It’s potty time at our house. We’ve been potty training since December when my son started to show readiness signs. He was just over 2.5 years old. Since potty training is ON at our house, it’s become a funny topic in our playtime at home. Guess who is also learning how to go potty in our house? Yes! It’s T. Rex.
“Potty Time” with T. Rex is great for talking about how to go potty as this helps support my son’s overall language development in the following ways:
- My son learns how to sequence an event using first, next and last.
As we talk about each step in the process, my son listens to me model each step. He then can start to reenact the scenario during the play session with my scaffolding (i.e. breaking down each step). During subsequent play sessions, I might ask questions such as, “What does T. Rex do first?” “Then, what happens next?” “And what does he need to do last?” As he becomes more independent in his ability to explain each step, I fade out my modeling and let him tell me the steps. I’ve noticed that he enjoys talking about potty time and will often bring it up during play sessions with T. Rex. This is great because it shows that he is motivated about potty time and I get to follow his lead!
2. Sentence Structure: My son and I go through each step within a play-based scenario. This supports his understanding of subject-verb-object sentence structures as well as third person singular -s (i.e. T. Rex uses the potty), present progressive -ing (T. Rex is using the potty), and past-tense -ed (T. Rex used the potty).

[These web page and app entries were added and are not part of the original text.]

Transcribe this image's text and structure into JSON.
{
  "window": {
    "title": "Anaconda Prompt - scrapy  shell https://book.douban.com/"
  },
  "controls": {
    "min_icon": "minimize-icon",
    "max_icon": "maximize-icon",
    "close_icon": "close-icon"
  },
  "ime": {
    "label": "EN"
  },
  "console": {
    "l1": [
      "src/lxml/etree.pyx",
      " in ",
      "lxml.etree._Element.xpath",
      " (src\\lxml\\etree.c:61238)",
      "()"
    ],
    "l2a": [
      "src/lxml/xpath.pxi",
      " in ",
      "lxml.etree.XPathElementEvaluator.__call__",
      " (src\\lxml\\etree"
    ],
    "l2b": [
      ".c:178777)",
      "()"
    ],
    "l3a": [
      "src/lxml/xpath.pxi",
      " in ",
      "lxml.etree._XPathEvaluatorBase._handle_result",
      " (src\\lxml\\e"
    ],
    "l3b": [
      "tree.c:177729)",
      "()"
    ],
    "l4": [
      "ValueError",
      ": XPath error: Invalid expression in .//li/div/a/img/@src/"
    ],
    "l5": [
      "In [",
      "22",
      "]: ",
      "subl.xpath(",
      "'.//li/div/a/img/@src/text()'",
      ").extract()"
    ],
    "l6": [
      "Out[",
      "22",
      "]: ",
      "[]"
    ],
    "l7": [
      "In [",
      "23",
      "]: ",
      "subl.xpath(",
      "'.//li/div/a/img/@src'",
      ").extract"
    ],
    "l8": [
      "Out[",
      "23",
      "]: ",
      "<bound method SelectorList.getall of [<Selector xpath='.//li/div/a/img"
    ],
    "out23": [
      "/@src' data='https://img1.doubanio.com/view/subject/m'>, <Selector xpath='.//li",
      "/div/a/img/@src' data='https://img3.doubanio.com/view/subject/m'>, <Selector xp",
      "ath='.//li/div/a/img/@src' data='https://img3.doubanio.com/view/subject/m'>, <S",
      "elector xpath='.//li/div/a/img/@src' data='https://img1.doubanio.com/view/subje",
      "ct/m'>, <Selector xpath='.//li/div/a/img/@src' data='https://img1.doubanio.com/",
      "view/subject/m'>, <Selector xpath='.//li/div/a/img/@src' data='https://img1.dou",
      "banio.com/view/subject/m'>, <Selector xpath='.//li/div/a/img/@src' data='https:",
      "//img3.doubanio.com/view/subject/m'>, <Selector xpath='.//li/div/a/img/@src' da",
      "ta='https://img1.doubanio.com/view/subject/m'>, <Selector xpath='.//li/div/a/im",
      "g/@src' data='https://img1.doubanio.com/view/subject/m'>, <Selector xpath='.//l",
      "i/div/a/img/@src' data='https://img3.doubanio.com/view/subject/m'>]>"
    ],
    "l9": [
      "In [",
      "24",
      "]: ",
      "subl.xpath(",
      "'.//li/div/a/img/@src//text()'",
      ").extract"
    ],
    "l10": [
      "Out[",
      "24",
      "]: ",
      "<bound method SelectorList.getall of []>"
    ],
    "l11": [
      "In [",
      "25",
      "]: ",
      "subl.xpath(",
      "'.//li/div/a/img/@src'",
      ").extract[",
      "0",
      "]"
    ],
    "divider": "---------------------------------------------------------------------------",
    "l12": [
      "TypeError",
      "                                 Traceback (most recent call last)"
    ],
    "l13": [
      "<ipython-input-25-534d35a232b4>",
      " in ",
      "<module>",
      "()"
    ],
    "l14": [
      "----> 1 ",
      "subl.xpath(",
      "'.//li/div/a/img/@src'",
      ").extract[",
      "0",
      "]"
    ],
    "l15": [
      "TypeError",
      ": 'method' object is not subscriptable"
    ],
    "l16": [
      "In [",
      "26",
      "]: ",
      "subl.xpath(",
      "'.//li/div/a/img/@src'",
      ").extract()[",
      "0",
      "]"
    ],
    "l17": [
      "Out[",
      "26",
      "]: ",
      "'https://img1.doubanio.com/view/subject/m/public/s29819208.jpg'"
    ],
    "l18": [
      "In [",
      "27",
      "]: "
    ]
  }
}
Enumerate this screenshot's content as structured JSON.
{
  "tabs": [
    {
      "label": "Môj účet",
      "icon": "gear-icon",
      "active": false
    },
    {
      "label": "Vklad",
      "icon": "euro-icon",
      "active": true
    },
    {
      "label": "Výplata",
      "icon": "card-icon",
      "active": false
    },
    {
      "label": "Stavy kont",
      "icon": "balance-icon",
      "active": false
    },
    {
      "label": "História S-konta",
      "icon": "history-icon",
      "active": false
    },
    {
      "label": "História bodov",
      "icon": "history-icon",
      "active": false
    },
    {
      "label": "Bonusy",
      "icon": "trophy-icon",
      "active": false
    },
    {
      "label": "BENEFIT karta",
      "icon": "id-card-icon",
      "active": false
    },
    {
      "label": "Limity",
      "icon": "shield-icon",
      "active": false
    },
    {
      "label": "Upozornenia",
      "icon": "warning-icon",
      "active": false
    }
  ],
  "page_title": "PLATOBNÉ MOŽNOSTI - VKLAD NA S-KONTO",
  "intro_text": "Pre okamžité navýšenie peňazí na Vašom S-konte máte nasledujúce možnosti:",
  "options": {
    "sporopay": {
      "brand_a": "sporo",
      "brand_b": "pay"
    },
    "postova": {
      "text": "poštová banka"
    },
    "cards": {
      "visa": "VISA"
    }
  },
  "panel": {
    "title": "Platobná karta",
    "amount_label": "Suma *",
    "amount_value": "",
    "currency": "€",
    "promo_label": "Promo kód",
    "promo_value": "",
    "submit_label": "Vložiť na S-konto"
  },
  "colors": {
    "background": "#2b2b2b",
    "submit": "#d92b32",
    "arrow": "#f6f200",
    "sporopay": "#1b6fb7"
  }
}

3. Vocabulary: My son is learning all of the thematic words that go along with potty training and is applying them within a play-based scenario. He is learning how to use the following words: potty, toilet, flush, wash/dry, towel, etc. He’s learning to combine these vocabulary words together in a sentence to establish clear meaning in his communication abilities.
4. Engagement: One of the most important aspects of play is the ability for children to learn how to engage in conversation with others. Play helps my son reciprocate in conversation with turn-taking, initiating topics, asking/answering questions, reciprocal eye contact, and the ability to express shared enjoyment in the interaction.
Here is what we use for our Potty Time Script:
1. Any old T. Rex dinosaur (or child’s favorite toy)
2. Modeling dough
3. Small container for the toilet (modeling dough for toilet handle)
4. Second Small container for the sink (filled with water)
5. Hand towel
Have a fun potty time play scenario to add? I’d love to hear it! Post below in the comments to continue the conversation.